Norman Kemp Ag, C.J.
1. This is a revision application against the decree of the learned First Class Subordinate Judge, vested with Small Causes Court powers, of Broach. The circumstances giving rise to the suit were as follows:-
2. The petitioner, who is a respectable and apparently well-known pleader of the Broach Court, entered into an agreement with the opponent as his client to conduct certain litigation contemplated by the latter for a fee of Rs. 125 which was fixed on the conventional 'ad valorem' scale on the amount of the suit. The petitioner read the papers in the case and came to the conclusion that further instructions were necessary and in order to properly draft the plaint instructed his client to get them. Thereafter, the petitioner saw nothing of his client for three months, when he was informed by him that the claim had been compromised. The client, the opponent in this application, filed a suit against the petitioner to recover the fee of Rs. 125. The learned Subordinate Judge came to the conclusion that the case should be decided on the principles of a 'quantum meruit' and passed a decree in favour of the plaintiff in the sum of Rs. 70 only directing each party to bear his own costs. Against that order the present revisional application has been preferred.

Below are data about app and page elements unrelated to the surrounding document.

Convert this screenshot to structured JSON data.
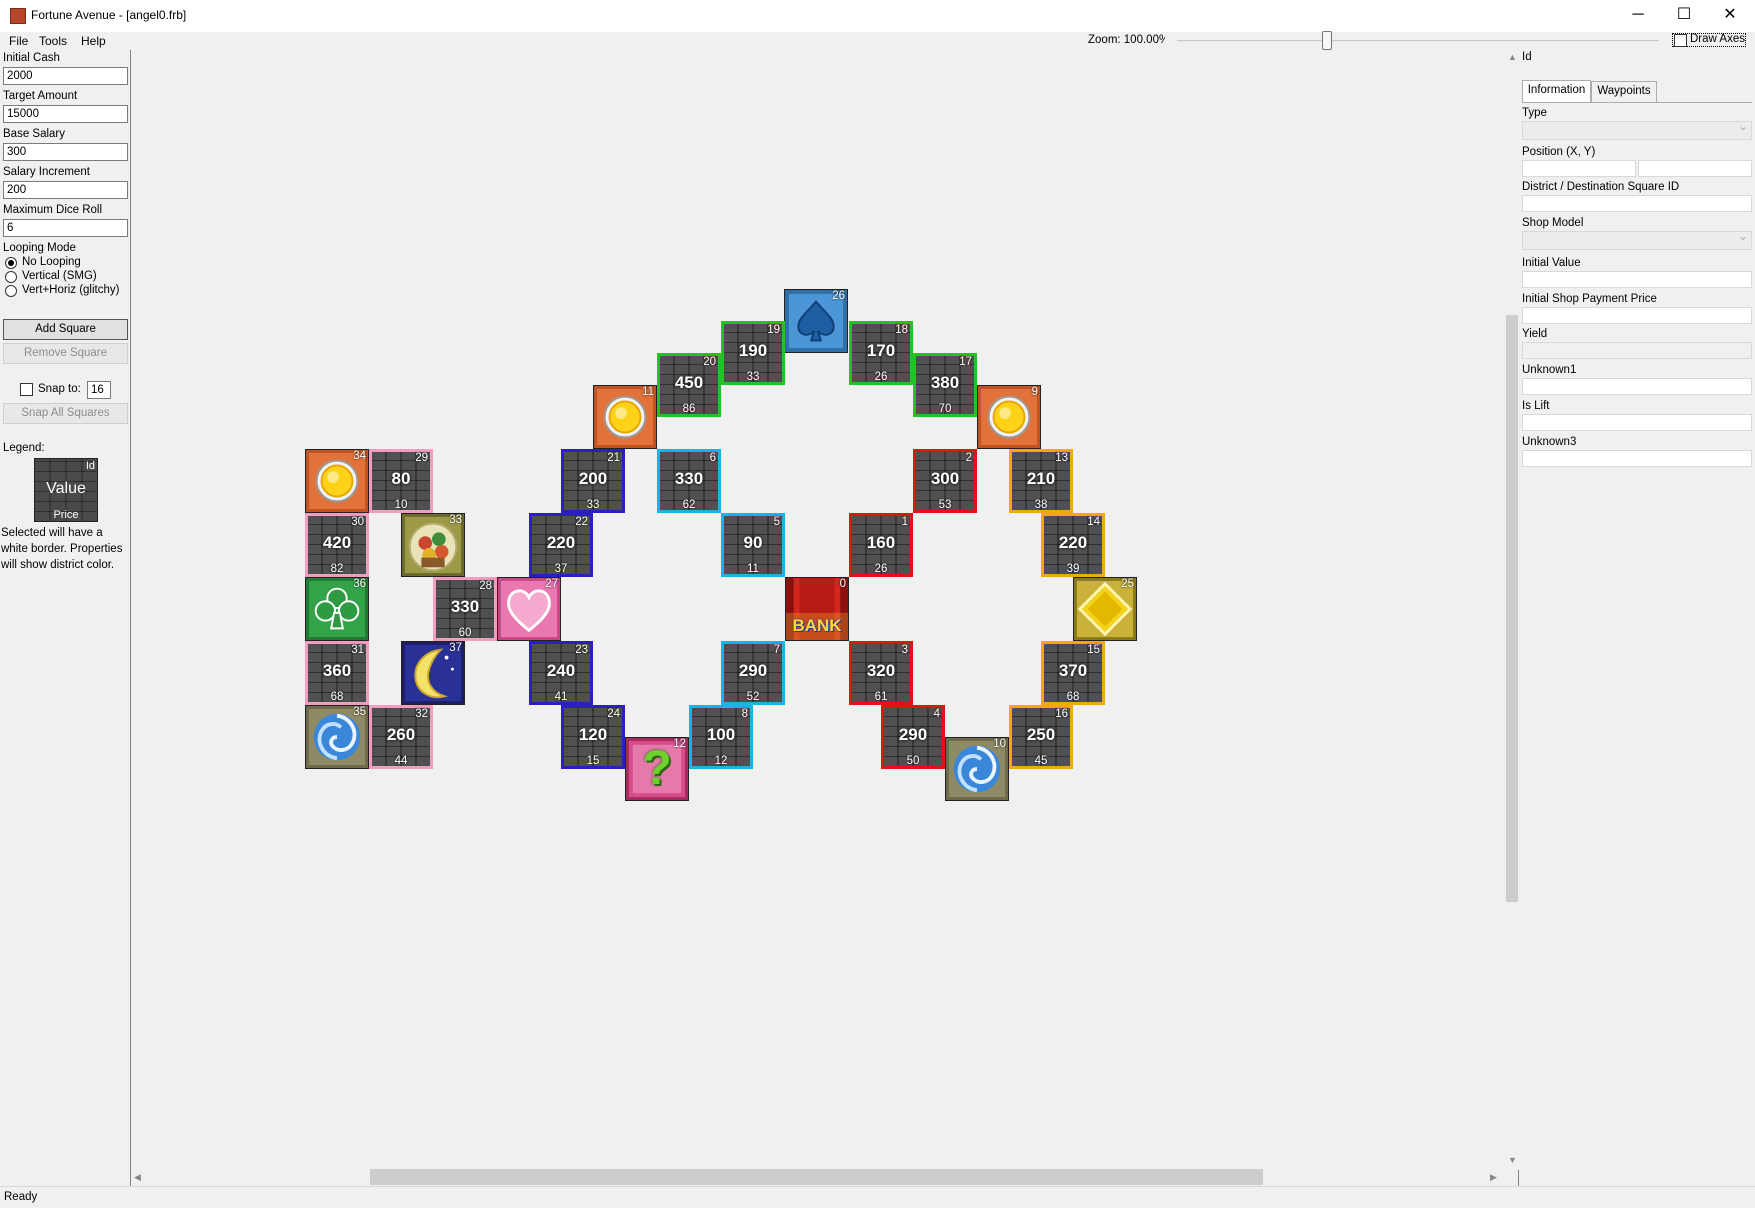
{
  "window": {
    "title": "Fortune Avenue - [angel0.frb]",
    "minimize_glyph": "─",
    "maximize_glyph": "☐",
    "close_glyph": "✕"
  },
  "menu": {
    "file": "File",
    "tools": "Tools",
    "help": "Help"
  },
  "toolbar": {
    "zoom_label": "Zoom: 100.00%",
    "zoom_level": 0.3,
    "draw_axes_label": "Draw Axes",
    "draw_axes_checked": false
  },
  "left_panel": {
    "initial_cash_label": "Initial Cash",
    "initial_cash_value": "2000",
    "target_amount_label": "Target Amount",
    "target_amount_value": "15000",
    "base_salary_label": "Base Salary",
    "base_salary_value": "300",
    "salary_increment_label": "Salary Increment",
    "salary_increment_value": "200",
    "max_dice_label": "Maximum Dice Roll",
    "max_dice_value": "6",
    "looping_mode_label": "Looping Mode",
    "looping_options": [
      "No Looping",
      "Vertical (SMG)",
      "Vert+Horiz (glitchy)"
    ],
    "looping_selected": "No Looping",
    "add_square_label": "Add Square",
    "remove_square_label": "Remove Square",
    "snap_to_label": "Snap to:",
    "snap_value": "16",
    "snap_all_label": "Snap All Squares",
    "legend_label": "Legend:",
    "legend_id": "Id",
    "legend_value": "Value",
    "legend_price": "Price",
    "legend_note": "Selected will have a white border. Properties will show district color."
  },
  "colors": {
    "green": "#22c322",
    "blue": "#2b1fc4",
    "cyan": "#19b3e6",
    "red": "#e01414",
    "pink": "#f29cc0",
    "orange": "#f2a812"
  },
  "board": {
    "squares": [
      {
        "id": "26",
        "kind": "spade"
      },
      {
        "id": "19",
        "value": "190",
        "price": "33",
        "district": "green"
      },
      {
        "id": "18",
        "value": "170",
        "price": "26",
        "district": "green"
      },
      {
        "id": "20",
        "value": "450",
        "price": "86",
        "district": "green"
      },
      {
        "id": "17",
        "value": "380",
        "price": "70",
        "district": "green"
      },
      {
        "id": "11",
        "kind": "sun"
      },
      {
        "id": "9",
        "kind": "sun"
      },
      {
        "id": "34",
        "kind": "sun"
      },
      {
        "id": "29",
        "value": "80",
        "price": "10",
        "district": "pink"
      },
      {
        "id": "21",
        "value": "200",
        "price": "33",
        "district": "blue"
      },
      {
        "id": "6",
        "value": "330",
        "price": "62",
        "district": "cyan"
      },
      {
        "id": "2",
        "value": "300",
        "price": "53",
        "district": "red"
      },
      {
        "id": "13",
        "value": "210",
        "price": "38",
        "district": "orange"
      },
      {
        "id": "30",
        "value": "420",
        "price": "82",
        "district": "pink"
      },
      {
        "id": "33",
        "kind": "bag"
      },
      {
        "id": "22",
        "value": "220",
        "price": "37",
        "district": "blue"
      },
      {
        "id": "5",
        "value": "90",
        "price": "11",
        "district": "cyan"
      },
      {
        "id": "1",
        "value": "160",
        "price": "26",
        "district": "red"
      },
      {
        "id": "14",
        "value": "220",
        "price": "39",
        "district": "orange"
      },
      {
        "id": "36",
        "kind": "club"
      },
      {
        "id": "28",
        "value": "330",
        "price": "60",
        "district": "pink"
      },
      {
        "id": "27",
        "kind": "heart"
      },
      {
        "id": "0",
        "kind": "bank",
        "text": "BANK"
      },
      {
        "id": "25",
        "kind": "diamond"
      },
      {
        "id": "31",
        "value": "360",
        "price": "68",
        "district": "pink"
      },
      {
        "id": "37",
        "kind": "moon"
      },
      {
        "id": "23",
        "value": "240",
        "price": "41",
        "district": "blue"
      },
      {
        "id": "7",
        "value": "290",
        "price": "52",
        "district": "cyan"
      },
      {
        "id": "3",
        "value": "320",
        "price": "61",
        "district": "red"
      },
      {
        "id": "15",
        "value": "370",
        "price": "68",
        "district": "orange"
      },
      {
        "id": "35",
        "kind": "vortex"
      },
      {
        "id": "32",
        "value": "260",
        "price": "44",
        "district": "pink"
      },
      {
        "id": "24",
        "value": "120",
        "price": "15",
        "district": "blue"
      },
      {
        "id": "12",
        "kind": "question",
        "text": "?"
      },
      {
        "id": "8",
        "value": "100",
        "price": "12",
        "district": "cyan"
      },
      {
        "id": "4",
        "value": "290",
        "price": "50",
        "district": "red"
      },
      {
        "id": "10",
        "kind": "vortex"
      },
      {
        "id": "16",
        "value": "250",
        "price": "45",
        "district": "orange"
      }
    ]
  },
  "right_panel": {
    "id_label": "Id",
    "tab_information": "Information",
    "tab_waypoints": "Waypoints",
    "type_label": "Type",
    "position_label": "Position (X, Y)",
    "district_label": "District / Destination Square ID",
    "shop_model_label": "Shop Model",
    "initial_value_label": "Initial Value",
    "initial_shop_price_label": "Initial Shop Payment Price",
    "yield_label": "Yield",
    "unknown1_label": "Unknown1",
    "is_lift_label": "Is Lift",
    "unknown3_label": "Unknown3"
  },
  "status": {
    "text": "Ready"
  }
}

3. The point for determination is whether on an agreement between the pleader and his client-such as was arrived at in the present case-the pleader is entitled to retain the whole fee or whether, if the suit does not proceed to a final decree, the pleader is entitled to merely a 'quantum meruit' of the fee that has been arranged. In deciding this point it is important to note that in this case there was an agreement with reference to the fee. This is not a case like those cited before the learned Subordinate Judge, where there was no agreement between the pleader and his client and this case is therefore distinguishable. In my opinion, the pleader was entitled clearly to retain the whole fee which was paid to him. The agreement was that in return for that fee he should conduct the litigation for the client, and it does not lie in the client's power to alter that agreement by compromising the suit before the trial. The effect of that would be to turn the contract of an engagement to do the work for a payment of Rs. 125 into an agreement to pay a proportionate part of the fee for a proportionate part of the litigation.

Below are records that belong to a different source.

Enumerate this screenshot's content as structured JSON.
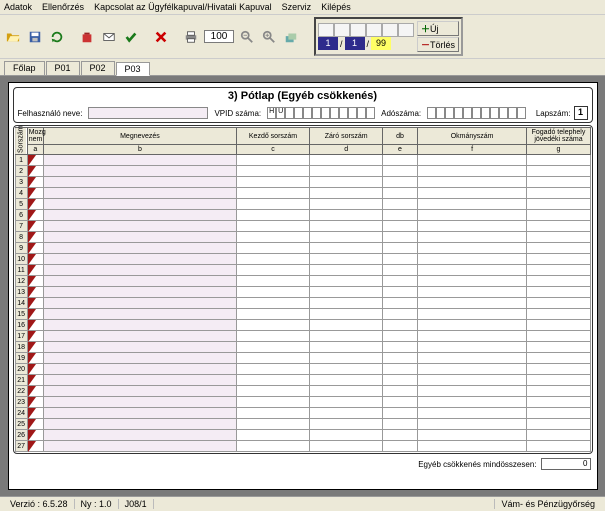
{
  "menu": {
    "items": [
      "Adatok",
      "Ellenőrzés",
      "Kapcsolat az Ügyfélkapuval/Hivatali Kapuval",
      "Szerviz",
      "Kilépés"
    ]
  },
  "toolbar": {
    "zoom": "100",
    "nav_add_label": "Új",
    "nav_del_label": "Törlés",
    "page_current": "1",
    "page_sep": "/",
    "page_of": "1",
    "page_total": "99"
  },
  "tabs": [
    "Főlap",
    "P01",
    "P02",
    "P03"
  ],
  "form": {
    "title": "3) Pótlap (Egyéb csökkenés)",
    "felhasznalo_label": "Felhasználó neve:",
    "vpid_label": "VPID száma:",
    "vpid_prefix": "HU",
    "adoszam_label": "Adószáma:",
    "lapszam_label": "Lapszám:",
    "lapszam_value": "1"
  },
  "grid": {
    "headers": {
      "sorszam": "Sorszám",
      "mozg": "Mozg nem",
      "megnevezes": "Megnevezés",
      "kezdo": "Kezdő sorszám",
      "zaro": "Záró sorszám",
      "db": "db",
      "okmanyszam": "Okmányszám",
      "fogado": "Fogadó telephely jövedéki száma"
    },
    "sub": {
      "a": "a",
      "b": "b",
      "c": "c",
      "d": "d",
      "e": "e",
      "f": "f",
      "g": "g"
    },
    "rowcount": 27
  },
  "totals": {
    "label": "Egyéb csökkenés mindösszesen:",
    "value": "0"
  },
  "status": {
    "verzio": "Verzió : 6.5.28",
    "ny": "Ny : 1.0",
    "doc": "J08/1",
    "org": "Vám- és Pénzügyőrség"
  }
}
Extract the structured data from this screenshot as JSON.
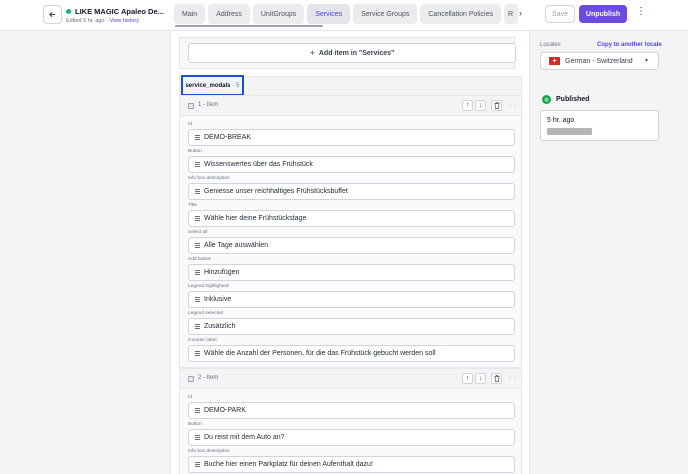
{
  "header": {
    "title": "LIKE MAGIC Apaleo De...",
    "edited": "Edited 5 hr. ago",
    "separator": " · ",
    "history_link": "View history",
    "tabs": [
      {
        "label": "Main"
      },
      {
        "label": "Address"
      },
      {
        "label": "UnitGroups"
      },
      {
        "label": "Services"
      },
      {
        "label": "Service Groups"
      },
      {
        "label": "Cancellation Policies"
      },
      {
        "label": "R"
      }
    ],
    "active_tab": "Services",
    "save_label": "Save",
    "unpublish_label": "Unpublish"
  },
  "editor": {
    "add_item_label": "Add item in \"Services\"",
    "section_name": "service_modals",
    "section_count": "· 5",
    "items": [
      {
        "title": "1 - Item",
        "fields": [
          {
            "label": "Id",
            "value": "DEMO-BREAK"
          },
          {
            "label": "Button",
            "value": "Wissenswertes über das Frühstück"
          },
          {
            "label": "Info box description",
            "value": "Geniesse unser reichhaltiges Frühstücksbuffet"
          },
          {
            "label": "Title",
            "value": "Wähle hier deine Frühstückstage"
          },
          {
            "label": "Select all",
            "value": "Alle Tage auswählen"
          },
          {
            "label": "Add button",
            "value": "Hinzufügen"
          },
          {
            "label": "Legend highlighted",
            "value": "Inklusive"
          },
          {
            "label": "Legend selected",
            "value": "Zusätzlich"
          },
          {
            "label": "Counter label",
            "value": "Wähle die Anzahl der Personen, für die das Frühstück gebucht werden soll"
          }
        ]
      },
      {
        "title": "2 - Item",
        "fields": [
          {
            "label": "Id",
            "value": "DEMO-PARK"
          },
          {
            "label": "Button",
            "value": "Du reist mit dem Auto an?"
          },
          {
            "label": "Info box description",
            "value": "Buche hier einen Parkplatz für deinen Aufenthalt dazu!"
          }
        ]
      }
    ]
  },
  "sidebar": {
    "locales_label": "Locales",
    "copy_locale_label": "Copy to another locale",
    "locale_value": "German - Switzerland",
    "status_label": "Published",
    "published_time": "5 hr. ago"
  },
  "colors": {
    "accent": "#6d4ae0",
    "link": "#4f46e5",
    "published": "#16a34a",
    "highlight_box": "#1d4ed8"
  }
}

4. Section 17 of the Bombay Pleaders Act 1920 is clear on the point and it is to this effect, 'Any party employing a pleader may settle with him by private agreement the terms of his engagement the fee to be paid to him for his professional services.' The agreement was that the fee to be paid for the pleader's professional services in this case was Rs. 125. Then, 8.19 states that a pleader shall be entitled to recover from his client the fee, if any settled under Section 17. But it has been contended that Section 19, Sub-section (3), states that the fee is, unless otherwise agreed upon between the pleader and the client, payable in respect of the pleader's services until the final decree or order in the proceeding is passed, and it is argued from this that where the litigation does not proceed and, therefore, the pleader's services cannot be utilised until the final decree or order, the said clause intends that only a proportionate fee should be allowed. In my opinion, this is not the meaning to be deduced from the clause. I think it merely states what are the services which the client can demand in return for the fee, and that, apart from any agreement, the pleader would not be allowed to say that the fee which he received was merely for a portion of the litigation before the final order or decree. The clause is for the purpose of defining what the client is entitled to in respect of professional services in return for the fee.

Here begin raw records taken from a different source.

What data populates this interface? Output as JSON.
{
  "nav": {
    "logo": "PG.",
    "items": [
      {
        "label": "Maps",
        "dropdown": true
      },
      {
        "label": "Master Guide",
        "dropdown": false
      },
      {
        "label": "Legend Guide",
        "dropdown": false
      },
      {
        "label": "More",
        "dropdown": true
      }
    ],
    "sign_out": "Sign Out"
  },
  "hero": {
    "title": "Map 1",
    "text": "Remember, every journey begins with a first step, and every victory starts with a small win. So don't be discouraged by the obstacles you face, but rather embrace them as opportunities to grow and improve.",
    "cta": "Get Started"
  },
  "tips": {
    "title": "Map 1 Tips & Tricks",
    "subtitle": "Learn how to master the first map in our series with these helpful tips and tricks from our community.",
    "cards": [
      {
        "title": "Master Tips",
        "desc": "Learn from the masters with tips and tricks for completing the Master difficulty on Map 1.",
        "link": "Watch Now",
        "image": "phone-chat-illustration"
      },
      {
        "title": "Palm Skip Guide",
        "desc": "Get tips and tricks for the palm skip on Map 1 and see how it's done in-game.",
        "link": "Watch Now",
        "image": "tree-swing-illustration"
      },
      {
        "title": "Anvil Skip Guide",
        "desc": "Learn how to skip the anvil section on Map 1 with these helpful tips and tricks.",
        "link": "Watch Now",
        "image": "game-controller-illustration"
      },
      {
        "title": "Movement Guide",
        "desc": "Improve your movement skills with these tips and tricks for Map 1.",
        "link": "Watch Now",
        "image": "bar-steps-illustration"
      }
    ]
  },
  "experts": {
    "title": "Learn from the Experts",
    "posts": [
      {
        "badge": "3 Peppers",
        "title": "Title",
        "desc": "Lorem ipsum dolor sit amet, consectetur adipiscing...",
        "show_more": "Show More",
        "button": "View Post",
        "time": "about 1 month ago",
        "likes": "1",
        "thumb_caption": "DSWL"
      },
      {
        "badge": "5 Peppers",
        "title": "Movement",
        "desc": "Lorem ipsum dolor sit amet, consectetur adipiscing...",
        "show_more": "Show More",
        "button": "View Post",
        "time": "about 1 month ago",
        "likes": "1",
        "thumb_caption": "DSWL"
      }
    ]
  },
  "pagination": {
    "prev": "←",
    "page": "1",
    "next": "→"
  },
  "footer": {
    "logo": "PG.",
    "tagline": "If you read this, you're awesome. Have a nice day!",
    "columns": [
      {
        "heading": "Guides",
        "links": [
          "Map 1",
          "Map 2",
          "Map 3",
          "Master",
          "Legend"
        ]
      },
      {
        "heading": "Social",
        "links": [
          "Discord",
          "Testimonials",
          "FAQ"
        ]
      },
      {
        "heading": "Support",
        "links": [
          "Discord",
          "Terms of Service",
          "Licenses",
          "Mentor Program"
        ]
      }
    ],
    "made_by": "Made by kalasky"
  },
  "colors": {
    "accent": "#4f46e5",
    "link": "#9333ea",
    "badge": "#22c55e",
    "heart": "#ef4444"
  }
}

5. In the present case there was an agreement to pay a lump sum for the litigation. It might have turned out to be insufficient if the litigation had proceeded for a long time. In that case the pleader would not have been entitled to demand more than the fee that he had bargained for. On the other hand, as happened in this case, the client compromised his claim. Equally the pleader was entitled to retain the full amount of the fee. The pleader, when he agrees to a lump sum, knows, or tries to guess, what the amount of work involved in the suit will be and he naturally makes his engagements with reference to that and contracts for what he thinks is an appropriate fee.
6. In these circumstances, I am of opinion that the order of the learned Subordinate Judge should be set aside and the suit should be dismissed with costs. The opponent to pay the costs throughout.